A casino favorite in which you start with two cards and the aim is to get closer to 21 than the dealer. After receiving your cards, you have the option of taking more, one at a time, until you’re satisfied with your hand. Picture cards are worth ten points.

However, if you get more than 21, you go bust and lose your bet, so it’s a balancing act. If you have a 10 and a 6 you could take another card in the hope of getting a 5 or lower, or you could stick on 16 and hope the dealer goes bust.

The dealer can only play one way: if they have less than 17, they must ‘hit’ (take another card), but if they have 17 or over, they must stick. Aces can count as 1 or 11, depending on what suits your hand best, and the dealer starts with one card visible.

What’s the best way to win?

Blackjack relies a lot on luck, but you can tilt the odds in your favor. If you have 17 or above, just stick - it can be tempting, but it’s not worth the risk (unless you’re counting an Ace as 11, because you can switch it to a 1 instead if you go above 21).

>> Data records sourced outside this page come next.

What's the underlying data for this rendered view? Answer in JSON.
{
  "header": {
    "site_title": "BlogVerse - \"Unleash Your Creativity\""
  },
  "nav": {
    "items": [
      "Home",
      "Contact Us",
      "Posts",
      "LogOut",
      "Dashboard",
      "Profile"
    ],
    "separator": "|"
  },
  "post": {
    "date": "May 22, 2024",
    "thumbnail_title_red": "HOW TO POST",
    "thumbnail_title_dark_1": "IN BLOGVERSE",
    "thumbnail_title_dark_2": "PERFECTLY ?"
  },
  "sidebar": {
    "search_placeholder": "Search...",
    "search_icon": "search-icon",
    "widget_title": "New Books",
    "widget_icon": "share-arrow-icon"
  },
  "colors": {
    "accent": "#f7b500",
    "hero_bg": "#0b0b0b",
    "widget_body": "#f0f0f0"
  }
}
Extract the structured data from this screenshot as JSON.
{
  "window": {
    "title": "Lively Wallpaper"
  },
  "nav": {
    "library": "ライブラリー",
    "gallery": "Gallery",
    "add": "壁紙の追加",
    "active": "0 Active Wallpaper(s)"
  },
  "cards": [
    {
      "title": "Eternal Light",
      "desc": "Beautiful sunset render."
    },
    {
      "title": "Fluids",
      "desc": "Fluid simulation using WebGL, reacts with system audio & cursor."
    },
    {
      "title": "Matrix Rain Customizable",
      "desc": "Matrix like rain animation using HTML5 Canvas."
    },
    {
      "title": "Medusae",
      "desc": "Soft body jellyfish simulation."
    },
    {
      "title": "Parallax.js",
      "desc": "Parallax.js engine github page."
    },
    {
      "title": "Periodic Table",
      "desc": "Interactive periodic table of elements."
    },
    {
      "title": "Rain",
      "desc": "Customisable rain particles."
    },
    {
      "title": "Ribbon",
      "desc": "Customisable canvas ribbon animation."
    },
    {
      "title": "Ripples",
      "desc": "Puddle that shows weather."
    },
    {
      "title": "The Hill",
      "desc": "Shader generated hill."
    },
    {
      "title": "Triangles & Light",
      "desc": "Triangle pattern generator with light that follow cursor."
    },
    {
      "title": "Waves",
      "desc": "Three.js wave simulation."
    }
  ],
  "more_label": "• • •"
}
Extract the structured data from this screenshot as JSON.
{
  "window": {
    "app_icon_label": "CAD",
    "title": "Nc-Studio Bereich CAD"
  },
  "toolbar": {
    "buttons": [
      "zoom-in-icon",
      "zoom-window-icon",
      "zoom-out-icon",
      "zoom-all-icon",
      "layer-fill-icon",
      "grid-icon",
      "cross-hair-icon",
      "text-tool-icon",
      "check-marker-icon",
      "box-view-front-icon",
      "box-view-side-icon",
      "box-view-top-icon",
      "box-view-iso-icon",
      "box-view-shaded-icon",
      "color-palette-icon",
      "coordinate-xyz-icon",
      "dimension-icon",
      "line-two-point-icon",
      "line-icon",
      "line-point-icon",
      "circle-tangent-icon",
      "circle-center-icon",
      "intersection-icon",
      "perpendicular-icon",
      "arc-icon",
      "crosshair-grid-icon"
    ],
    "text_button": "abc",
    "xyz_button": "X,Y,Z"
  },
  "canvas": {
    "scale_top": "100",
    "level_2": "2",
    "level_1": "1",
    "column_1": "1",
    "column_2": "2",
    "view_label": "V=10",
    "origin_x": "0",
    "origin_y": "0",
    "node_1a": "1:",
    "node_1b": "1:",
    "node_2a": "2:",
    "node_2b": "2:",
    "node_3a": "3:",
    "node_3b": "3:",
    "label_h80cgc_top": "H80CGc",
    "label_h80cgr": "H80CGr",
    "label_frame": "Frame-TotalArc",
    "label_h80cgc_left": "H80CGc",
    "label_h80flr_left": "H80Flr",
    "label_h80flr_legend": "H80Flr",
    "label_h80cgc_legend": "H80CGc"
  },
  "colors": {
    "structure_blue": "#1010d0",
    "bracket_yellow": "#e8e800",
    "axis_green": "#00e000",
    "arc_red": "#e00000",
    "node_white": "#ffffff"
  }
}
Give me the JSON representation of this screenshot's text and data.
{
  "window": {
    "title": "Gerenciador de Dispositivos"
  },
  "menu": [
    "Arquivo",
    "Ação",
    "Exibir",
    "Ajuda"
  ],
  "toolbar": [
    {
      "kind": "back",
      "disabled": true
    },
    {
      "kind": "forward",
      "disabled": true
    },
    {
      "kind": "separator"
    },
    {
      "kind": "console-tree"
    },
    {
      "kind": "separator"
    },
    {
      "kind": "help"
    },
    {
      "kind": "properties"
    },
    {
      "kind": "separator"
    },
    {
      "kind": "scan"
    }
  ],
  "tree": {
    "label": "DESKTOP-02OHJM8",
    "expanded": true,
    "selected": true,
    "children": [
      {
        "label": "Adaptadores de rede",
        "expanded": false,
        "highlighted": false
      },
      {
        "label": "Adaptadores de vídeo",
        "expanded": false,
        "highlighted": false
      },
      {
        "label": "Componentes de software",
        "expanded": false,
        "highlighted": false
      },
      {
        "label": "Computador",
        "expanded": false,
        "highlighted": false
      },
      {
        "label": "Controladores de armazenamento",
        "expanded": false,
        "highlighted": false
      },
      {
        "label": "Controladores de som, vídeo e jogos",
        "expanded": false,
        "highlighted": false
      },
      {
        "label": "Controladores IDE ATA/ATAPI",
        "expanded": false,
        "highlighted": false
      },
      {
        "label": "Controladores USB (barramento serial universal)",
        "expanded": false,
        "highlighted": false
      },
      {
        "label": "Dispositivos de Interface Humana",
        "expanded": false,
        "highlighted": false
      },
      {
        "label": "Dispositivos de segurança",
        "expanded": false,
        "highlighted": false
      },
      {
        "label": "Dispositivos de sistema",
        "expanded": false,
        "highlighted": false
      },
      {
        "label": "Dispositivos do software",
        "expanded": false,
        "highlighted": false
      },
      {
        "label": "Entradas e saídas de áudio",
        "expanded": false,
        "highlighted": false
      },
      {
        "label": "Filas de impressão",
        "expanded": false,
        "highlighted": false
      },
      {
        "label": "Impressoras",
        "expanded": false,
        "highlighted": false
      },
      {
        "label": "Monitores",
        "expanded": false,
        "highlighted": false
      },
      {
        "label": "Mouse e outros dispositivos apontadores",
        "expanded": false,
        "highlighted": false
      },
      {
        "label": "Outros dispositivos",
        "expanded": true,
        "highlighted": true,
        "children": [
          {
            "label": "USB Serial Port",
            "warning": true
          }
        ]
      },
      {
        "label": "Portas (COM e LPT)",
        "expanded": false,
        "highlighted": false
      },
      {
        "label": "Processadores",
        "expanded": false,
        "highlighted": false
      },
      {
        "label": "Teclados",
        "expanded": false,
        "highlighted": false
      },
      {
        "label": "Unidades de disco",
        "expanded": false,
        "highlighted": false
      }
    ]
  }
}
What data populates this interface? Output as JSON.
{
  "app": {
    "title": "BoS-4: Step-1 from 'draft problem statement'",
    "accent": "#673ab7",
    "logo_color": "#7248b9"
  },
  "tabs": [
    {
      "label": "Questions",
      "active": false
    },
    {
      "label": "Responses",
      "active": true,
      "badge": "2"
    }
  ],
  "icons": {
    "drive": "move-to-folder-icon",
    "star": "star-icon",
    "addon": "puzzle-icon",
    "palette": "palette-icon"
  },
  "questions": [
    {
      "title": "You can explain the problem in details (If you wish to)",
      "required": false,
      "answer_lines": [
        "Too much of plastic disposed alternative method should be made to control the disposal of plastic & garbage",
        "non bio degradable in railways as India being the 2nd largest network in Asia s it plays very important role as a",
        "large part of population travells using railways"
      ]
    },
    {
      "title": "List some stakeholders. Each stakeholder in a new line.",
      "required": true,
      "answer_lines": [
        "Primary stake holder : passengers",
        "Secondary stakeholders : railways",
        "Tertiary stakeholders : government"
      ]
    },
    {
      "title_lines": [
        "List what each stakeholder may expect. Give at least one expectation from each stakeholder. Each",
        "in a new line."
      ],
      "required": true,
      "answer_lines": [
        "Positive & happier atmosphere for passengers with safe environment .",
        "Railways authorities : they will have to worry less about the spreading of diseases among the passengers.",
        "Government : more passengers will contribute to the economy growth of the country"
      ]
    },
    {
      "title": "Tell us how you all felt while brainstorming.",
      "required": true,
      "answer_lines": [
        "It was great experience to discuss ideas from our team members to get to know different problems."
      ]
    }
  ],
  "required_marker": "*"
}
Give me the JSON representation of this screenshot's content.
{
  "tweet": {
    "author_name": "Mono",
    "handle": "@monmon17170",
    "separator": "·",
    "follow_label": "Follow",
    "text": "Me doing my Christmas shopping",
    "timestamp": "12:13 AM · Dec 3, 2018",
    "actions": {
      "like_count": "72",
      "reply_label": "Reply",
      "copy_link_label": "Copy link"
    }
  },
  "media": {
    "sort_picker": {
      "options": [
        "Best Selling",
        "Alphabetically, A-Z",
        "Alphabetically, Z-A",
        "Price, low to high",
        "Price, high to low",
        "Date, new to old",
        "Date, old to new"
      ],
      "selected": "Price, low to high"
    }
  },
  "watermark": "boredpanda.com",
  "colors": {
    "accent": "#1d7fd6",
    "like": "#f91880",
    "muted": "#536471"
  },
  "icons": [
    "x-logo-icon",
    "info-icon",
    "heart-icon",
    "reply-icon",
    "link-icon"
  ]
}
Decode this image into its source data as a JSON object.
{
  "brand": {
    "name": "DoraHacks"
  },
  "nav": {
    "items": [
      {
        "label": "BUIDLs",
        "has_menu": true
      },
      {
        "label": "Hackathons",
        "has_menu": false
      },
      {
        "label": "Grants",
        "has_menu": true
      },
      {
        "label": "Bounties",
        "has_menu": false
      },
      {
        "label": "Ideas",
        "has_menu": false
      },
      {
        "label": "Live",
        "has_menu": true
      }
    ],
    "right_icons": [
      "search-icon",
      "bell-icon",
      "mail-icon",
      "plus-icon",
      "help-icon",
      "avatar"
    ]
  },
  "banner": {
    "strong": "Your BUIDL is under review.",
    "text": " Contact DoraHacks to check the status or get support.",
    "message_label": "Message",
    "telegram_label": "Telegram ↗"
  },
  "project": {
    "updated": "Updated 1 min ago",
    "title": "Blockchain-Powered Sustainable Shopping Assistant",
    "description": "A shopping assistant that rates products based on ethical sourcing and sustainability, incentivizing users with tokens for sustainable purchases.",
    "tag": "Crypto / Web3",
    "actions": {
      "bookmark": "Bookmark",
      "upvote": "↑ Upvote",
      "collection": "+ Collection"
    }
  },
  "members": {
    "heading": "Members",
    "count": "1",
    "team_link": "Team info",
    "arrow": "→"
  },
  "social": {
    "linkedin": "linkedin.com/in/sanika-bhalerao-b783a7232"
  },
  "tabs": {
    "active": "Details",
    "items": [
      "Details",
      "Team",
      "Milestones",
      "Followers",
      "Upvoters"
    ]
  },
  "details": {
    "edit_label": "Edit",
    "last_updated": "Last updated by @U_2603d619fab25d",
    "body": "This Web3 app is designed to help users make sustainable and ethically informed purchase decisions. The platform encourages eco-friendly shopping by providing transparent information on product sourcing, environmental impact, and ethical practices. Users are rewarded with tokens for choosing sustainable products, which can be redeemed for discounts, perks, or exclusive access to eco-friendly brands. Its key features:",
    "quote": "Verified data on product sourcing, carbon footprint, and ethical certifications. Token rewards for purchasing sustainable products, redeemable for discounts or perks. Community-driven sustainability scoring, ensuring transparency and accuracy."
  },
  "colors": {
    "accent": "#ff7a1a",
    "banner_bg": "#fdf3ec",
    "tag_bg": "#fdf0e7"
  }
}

If you’re at 11 or below, take another card. There are more 10-scoring cards than any other in the deck, and you have a good chance of landing one.

For everything between 12 and 16 inclusive, you should decide whether to hit or stick based on that lone dealer card that you can see. Basically, the age-old rules is: hit if the dealer is 7 through Ace, stick, if they're 2 to 6. The maths checks out, trust me.

Never place an insurance bet (you get the option if a dealer is showing an Ace) and consider ‘doubling down’ if your first two cards add up to 11, which basically means you can double your bet to get exactly one more card. Pray for a 10 or picture card.

Or alternatively, just go mad, smack five dollars down on every hand and don’t stop hitting cards until you’re 21 or bust. It’s up to you!

Where can I play?

Blackwater, Rhodes and Van Horn.